## WORK INSTRUCTION
If a line below contains the string "Practice", return that line.

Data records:
* * * * * * *
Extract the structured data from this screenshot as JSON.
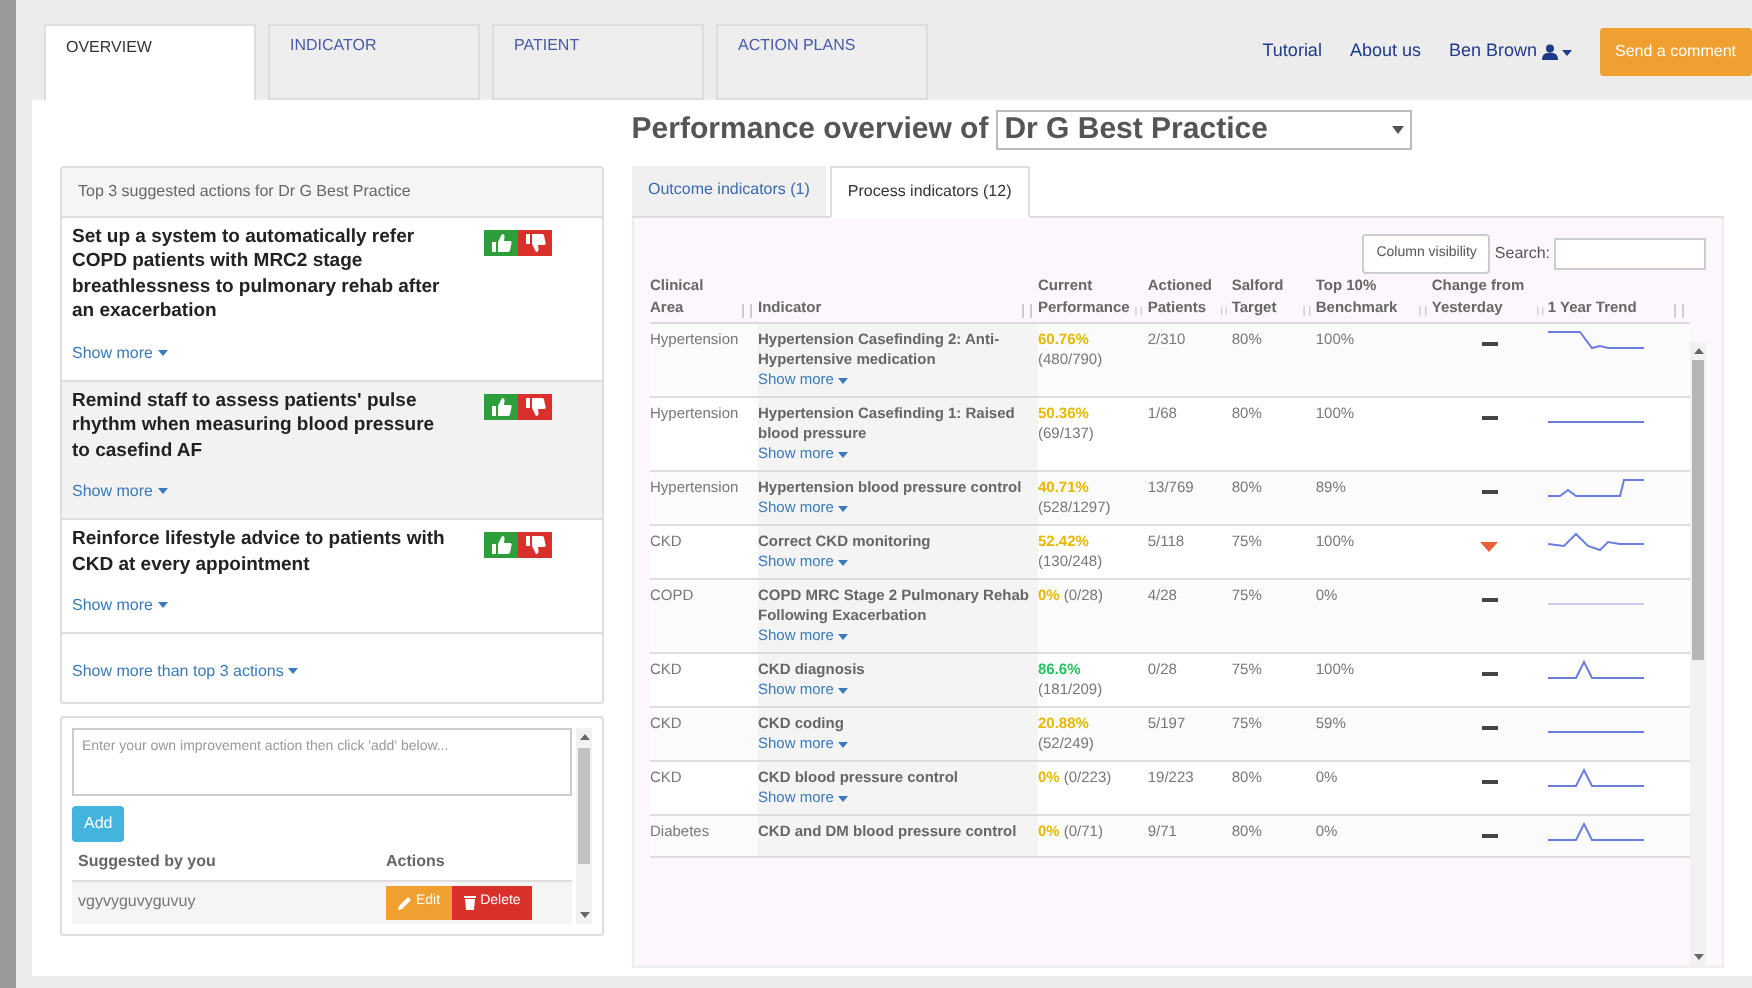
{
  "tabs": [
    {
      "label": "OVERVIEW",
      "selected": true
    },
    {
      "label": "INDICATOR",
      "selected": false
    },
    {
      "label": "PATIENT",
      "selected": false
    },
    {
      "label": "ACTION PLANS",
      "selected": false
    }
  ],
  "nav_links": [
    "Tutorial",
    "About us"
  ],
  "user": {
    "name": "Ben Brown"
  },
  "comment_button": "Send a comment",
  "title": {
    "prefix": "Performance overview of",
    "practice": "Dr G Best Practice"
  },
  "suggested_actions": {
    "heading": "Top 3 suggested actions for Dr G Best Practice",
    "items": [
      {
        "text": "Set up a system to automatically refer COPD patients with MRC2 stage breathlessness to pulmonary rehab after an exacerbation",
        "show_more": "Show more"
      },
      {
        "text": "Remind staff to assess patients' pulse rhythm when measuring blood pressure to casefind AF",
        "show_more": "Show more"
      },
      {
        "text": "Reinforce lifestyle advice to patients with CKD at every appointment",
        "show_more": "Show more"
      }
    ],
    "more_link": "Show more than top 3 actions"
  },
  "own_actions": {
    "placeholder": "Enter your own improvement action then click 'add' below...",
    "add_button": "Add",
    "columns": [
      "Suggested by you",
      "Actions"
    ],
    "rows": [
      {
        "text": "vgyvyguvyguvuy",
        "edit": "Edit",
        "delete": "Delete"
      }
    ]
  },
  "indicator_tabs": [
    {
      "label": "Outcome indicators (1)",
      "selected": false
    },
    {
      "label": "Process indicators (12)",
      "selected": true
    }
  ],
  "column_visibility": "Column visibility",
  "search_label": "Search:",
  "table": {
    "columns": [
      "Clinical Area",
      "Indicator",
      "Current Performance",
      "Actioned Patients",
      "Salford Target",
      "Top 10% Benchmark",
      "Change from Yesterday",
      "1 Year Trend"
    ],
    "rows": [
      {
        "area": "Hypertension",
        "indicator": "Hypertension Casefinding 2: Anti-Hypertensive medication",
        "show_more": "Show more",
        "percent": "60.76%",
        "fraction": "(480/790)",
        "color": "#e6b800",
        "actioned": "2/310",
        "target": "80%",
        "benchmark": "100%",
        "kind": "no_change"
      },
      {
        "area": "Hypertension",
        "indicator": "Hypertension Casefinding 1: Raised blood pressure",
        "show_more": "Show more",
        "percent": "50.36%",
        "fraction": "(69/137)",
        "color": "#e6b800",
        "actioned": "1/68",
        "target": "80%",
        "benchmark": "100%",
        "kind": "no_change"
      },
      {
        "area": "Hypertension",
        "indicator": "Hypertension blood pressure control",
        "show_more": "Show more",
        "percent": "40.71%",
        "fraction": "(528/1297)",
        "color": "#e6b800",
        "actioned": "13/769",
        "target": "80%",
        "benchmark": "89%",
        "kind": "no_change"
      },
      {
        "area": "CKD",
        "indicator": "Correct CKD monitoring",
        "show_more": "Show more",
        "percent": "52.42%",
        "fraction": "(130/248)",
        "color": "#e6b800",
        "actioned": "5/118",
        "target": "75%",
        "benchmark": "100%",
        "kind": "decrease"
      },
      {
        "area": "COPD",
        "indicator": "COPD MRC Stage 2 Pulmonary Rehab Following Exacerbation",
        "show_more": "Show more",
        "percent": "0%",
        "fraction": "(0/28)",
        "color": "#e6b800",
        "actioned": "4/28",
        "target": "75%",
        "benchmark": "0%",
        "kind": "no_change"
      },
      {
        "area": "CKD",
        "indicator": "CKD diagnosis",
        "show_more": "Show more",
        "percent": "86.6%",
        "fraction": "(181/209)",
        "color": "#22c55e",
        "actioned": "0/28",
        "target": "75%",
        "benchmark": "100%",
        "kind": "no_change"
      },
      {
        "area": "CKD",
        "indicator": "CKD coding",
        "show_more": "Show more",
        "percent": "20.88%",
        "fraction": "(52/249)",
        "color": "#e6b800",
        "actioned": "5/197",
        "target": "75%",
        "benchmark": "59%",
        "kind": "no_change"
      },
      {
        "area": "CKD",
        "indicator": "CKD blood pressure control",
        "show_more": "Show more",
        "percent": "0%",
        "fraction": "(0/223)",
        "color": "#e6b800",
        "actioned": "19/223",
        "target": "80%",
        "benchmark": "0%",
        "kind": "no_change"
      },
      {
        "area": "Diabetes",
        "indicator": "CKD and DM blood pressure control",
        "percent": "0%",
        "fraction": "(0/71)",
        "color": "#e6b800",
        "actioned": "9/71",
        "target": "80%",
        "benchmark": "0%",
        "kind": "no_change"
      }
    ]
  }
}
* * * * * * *
## RESPONSE TO THIS TASK
    "practice": "Dr G Best Practice"
    "heading": "Top 3 suggested actions for Dr G Best Practice",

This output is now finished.